1. What is limnology?
Answer: Limnology is the study of inland fresh waters. It can be thought of as "oceanography for fresh water".
2. What are different methods of lake origination? Give examples of some.
- Tectonic lakes are formed by the movement of tectonic plates. These lakes are old and very deep, such as Lake Baikal in Russia.
- Kettle lakes form when ice left from retreating glaciers is buried in till and then melts. There are a number of kettle lakes in the plains of Wisconsin.
- Glacial lakes are formed from a variety of glacial processes, including glacial ice scour, morainal dams, and cirque lakes. Glacial lakes tend to be small but numerous.
- Landslide lakes form when a landslide dams a stream or river. Landslide lakes are similar to man-made reservoirs. An example is Lake Sarez in Tajikistan.
- Volcanic-caldera lakes form when a volcanic explosion leaves a large crater that is then filled with water. An example is Crater Lake in Oregon.
- Dissolution lakes (or cenote lakes) form in karst topography from the dissolution of limestone bedrock. They tend to be small with steep sides. These are commonly found in Florida.
- **Oxbow lakes (or floodplain lakes, or billabong, in Australia!) form when a river bend is pinched off and leaves a lake behind. These tend to be shallow, narrow, and flooded on a seasonal basis. Lake Chicot is the largest oxbow lake in North America, and oxbow lakes on the Rhine are an excellent example of lake formation caused by artificial straightening of a river.
3. What is thermal stratification and why does it occur?
Answer:Thermal stratification is the phenomenon where you get layering of water in lakes. It occurs because of differences in water density caused by differences in temperature or salinity. Water is most dense at 4 degrees Celsius. Large temperature differentials cause large resistance to water layers mixing, causing the stratification. Thermal stratification is important because it can "cut off" or create barriers between upper and lower layers within a lake. This impacts interaction between species and causes boundaries within the ecosystem. Additionally, it impacts the nutrient cycling in the system. Typically, lakes are not stratified in the winter, mix in the spring and fall, and are stratified in the summer.
4.Why do you get mist coming off lakes in the fall?
Answer: Water "holds" temperature better and longer than air. Thus, in the fall, the air temperature cools down more quickly than water temperature. This relatively warm water compared to air temperature results in the creation of mist, as heat transfers from the water to the air.
5. What is the connection between thermoclines in oceans and carbon capture and sequestration?
Answer: People are exploring "storing" or "trapping" captured carbon dioxide in the cold water in oceans located beneath the thermocline. The theory here is that the thermoclines in certain oceans are continual (do not go away seasonally) and create strong barriers to the movement of deep cold water. Thus, if carbon dioxide can be mixed into that deep, cold water, it is unlikely to be released into the atmosphere because of the thermocline barrier.
6. What is the “Paradox of the Plankton”?

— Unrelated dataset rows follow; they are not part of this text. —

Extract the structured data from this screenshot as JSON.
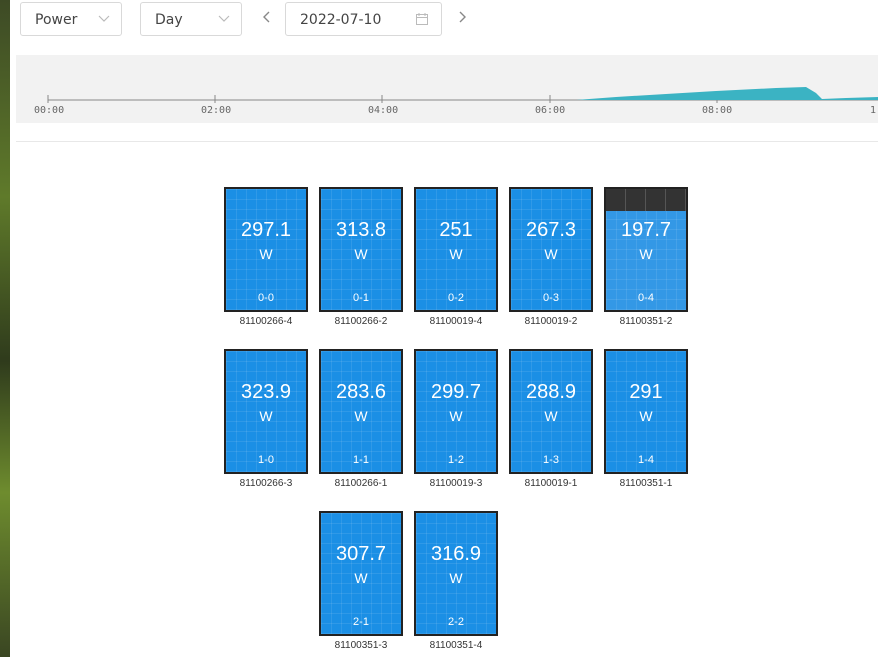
{
  "toolbar": {
    "metric_select": "Power",
    "period_select": "Day",
    "prev_label": "<",
    "next_label": ">",
    "date": "2022-07-10"
  },
  "timeline": {
    "ticks": [
      "00:00",
      "02:00",
      "04:00",
      "06:00",
      "08:00",
      "1"
    ]
  },
  "panels": [
    {
      "value": "297.1",
      "unit": "W",
      "pos": "0-0",
      "sn": "81100266-4",
      "shaded": false
    },
    {
      "value": "313.8",
      "unit": "W",
      "pos": "0-1",
      "sn": "81100266-2",
      "shaded": false
    },
    {
      "value": "251",
      "unit": "W",
      "pos": "0-2",
      "sn": "81100019-4",
      "shaded": false
    },
    {
      "value": "267.3",
      "unit": "W",
      "pos": "0-3",
      "sn": "81100019-2",
      "shaded": false
    },
    {
      "value": "197.7",
      "unit": "W",
      "pos": "0-4",
      "sn": "81100351-2",
      "shaded": true
    },
    {
      "value": "323.9",
      "unit": "W",
      "pos": "1-0",
      "sn": "81100266-3",
      "shaded": false
    },
    {
      "value": "283.6",
      "unit": "W",
      "pos": "1-1",
      "sn": "81100266-1",
      "shaded": false
    },
    {
      "value": "299.7",
      "unit": "W",
      "pos": "1-2",
      "sn": "81100019-3",
      "shaded": false
    },
    {
      "value": "288.9",
      "unit": "W",
      "pos": "1-3",
      "sn": "81100019-1",
      "shaded": false
    },
    {
      "value": "291",
      "unit": "W",
      "pos": "1-4",
      "sn": "81100351-1",
      "shaded": false
    },
    {
      "value": "307.7",
      "unit": "W",
      "pos": "2-1",
      "sn": "81100351-3",
      "shaded": false
    },
    {
      "value": "316.9",
      "unit": "W",
      "pos": "2-2",
      "sn": "81100351-4",
      "shaded": false
    }
  ],
  "colors": {
    "panel_blue": "#1b8fe5",
    "area_teal": "#3bb3c3"
  }
}
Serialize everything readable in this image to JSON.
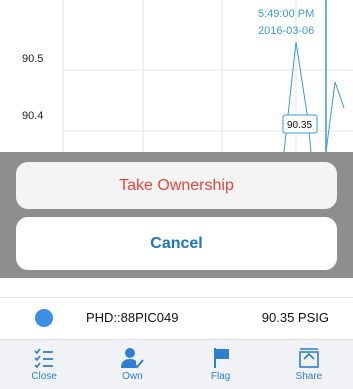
{
  "chart": {
    "timestamp_time": "5:49:00 PM",
    "timestamp_date": "2016-03-06",
    "y_tick_labels": [
      "90.5",
      "90.4"
    ],
    "tooltip_value": "90.35",
    "line_color": "#3a9ad9",
    "grid_color": "#e6e6e6"
  },
  "chart_data": {
    "type": "line",
    "title": "",
    "xlabel": "",
    "ylabel": "",
    "y_ticks": [
      90.5,
      90.4
    ],
    "series": [
      {
        "values": [
          90.35,
          90.52,
          90.35,
          90.38
        ]
      }
    ]
  },
  "action_sheet": {
    "take_ownership_label": "Take Ownership",
    "cancel_label": "Cancel",
    "take_ownership_color": "#e8453c",
    "cancel_color": "#1a73c9"
  },
  "tag_row": {
    "tag_name": "PHD::88PIC049",
    "tag_value": "90.35 PSIG",
    "dot_color": "#3a8ee6"
  },
  "tab_bar": {
    "accent": "#2f7fd1",
    "tabs": [
      {
        "label": "Close",
        "icon": "list-close-icon"
      },
      {
        "label": "Own",
        "icon": "person-check-icon"
      },
      {
        "label": "Flag",
        "icon": "flag-icon"
      },
      {
        "label": "Share",
        "icon": "share-icon"
      }
    ]
  }
}
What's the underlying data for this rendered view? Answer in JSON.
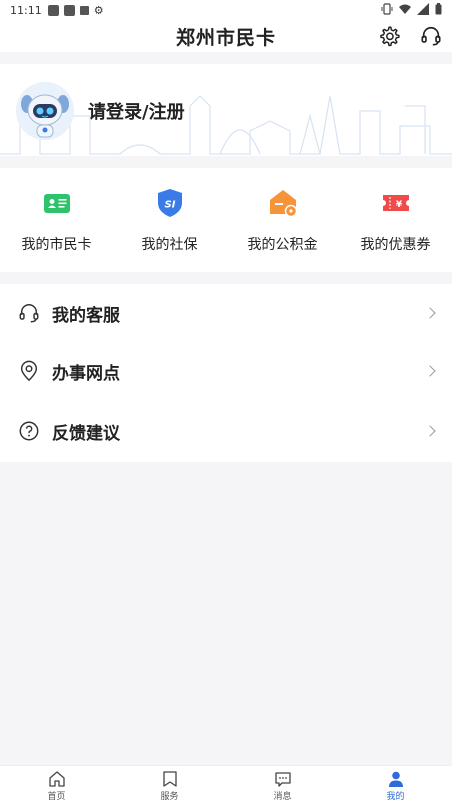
{
  "status_bar": {
    "time": "11:11"
  },
  "header": {
    "title": "郑州市民卡"
  },
  "profile": {
    "login_text": "请登录/注册"
  },
  "shortcuts": [
    {
      "label": "我的市民卡",
      "icon": "id-card-icon",
      "color": "#2ec26b"
    },
    {
      "label": "我的社保",
      "icon": "social-security-shield-icon",
      "color": "#3b7be8"
    },
    {
      "label": "我的公积金",
      "icon": "housing-fund-icon",
      "color": "#f7943a"
    },
    {
      "label": "我的优惠券",
      "icon": "coupon-icon",
      "color": "#f04b4b"
    }
  ],
  "menu": [
    {
      "label": "我的客服",
      "icon": "headset-icon"
    },
    {
      "label": "办事网点",
      "icon": "location-pin-icon"
    },
    {
      "label": "反馈建议",
      "icon": "question-circle-icon"
    }
  ],
  "tabs": [
    {
      "label": "首页",
      "icon": "home-icon",
      "active": false
    },
    {
      "label": "服务",
      "icon": "service-bookmark-icon",
      "active": false
    },
    {
      "label": "消息",
      "icon": "message-icon",
      "active": false
    },
    {
      "label": "我的",
      "icon": "user-icon",
      "active": true
    }
  ],
  "colors": {
    "accent": "#2f6bd9",
    "background": "#f5f5f7"
  }
}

Answer: The Paradox of the Plankton has to do with the paradox between the observed large diversity of plankton and the limited resources available to plankton in the aquatic environment. Gause's Law argues that in situations with limiting resources, one species will "win out" and other species will become rare or extinct. Plankton all require a specific set of nutrients (nitrogen, phosphorus, etc.) to survive. According to Gause's Law, the limiting nature of these nutrients should result in a limited diversity of plankton. However, the large diversity of plankton in many systems seems to contradict Gause's Law.
7. What is the Redfield ratio? Why is it important?
Answer: The Redfield Ratio is the ratio of carbon to nitrogen to phosphorous that is most often found in algae (106:16:1). This implies that this is the ratio of those nutrients that algae need to survive. Based upon this, you can determine what is the limiting nutrient in a given system. For example, if the ratio is 40:16:1, you would know that carbon is the limiting factor in that specific system.
8. What is one benefit of "bottle experiments"?
Answer: They can help you to determine what is the limiting nutrient in a system. This is easier than doing such an experiment in a larger system (such as the lake and algae bloom example in class).
9. What are hypoxia and anoxia? Why are they important?
Answer: Hypoxia is when oxygen levels in water are less than 2 mg/L. Anoxia is when no oxygen is present in water. They are important because they are effectively "dead zones" where aerobic organisms can not live (and thus microbes dominate in these areas).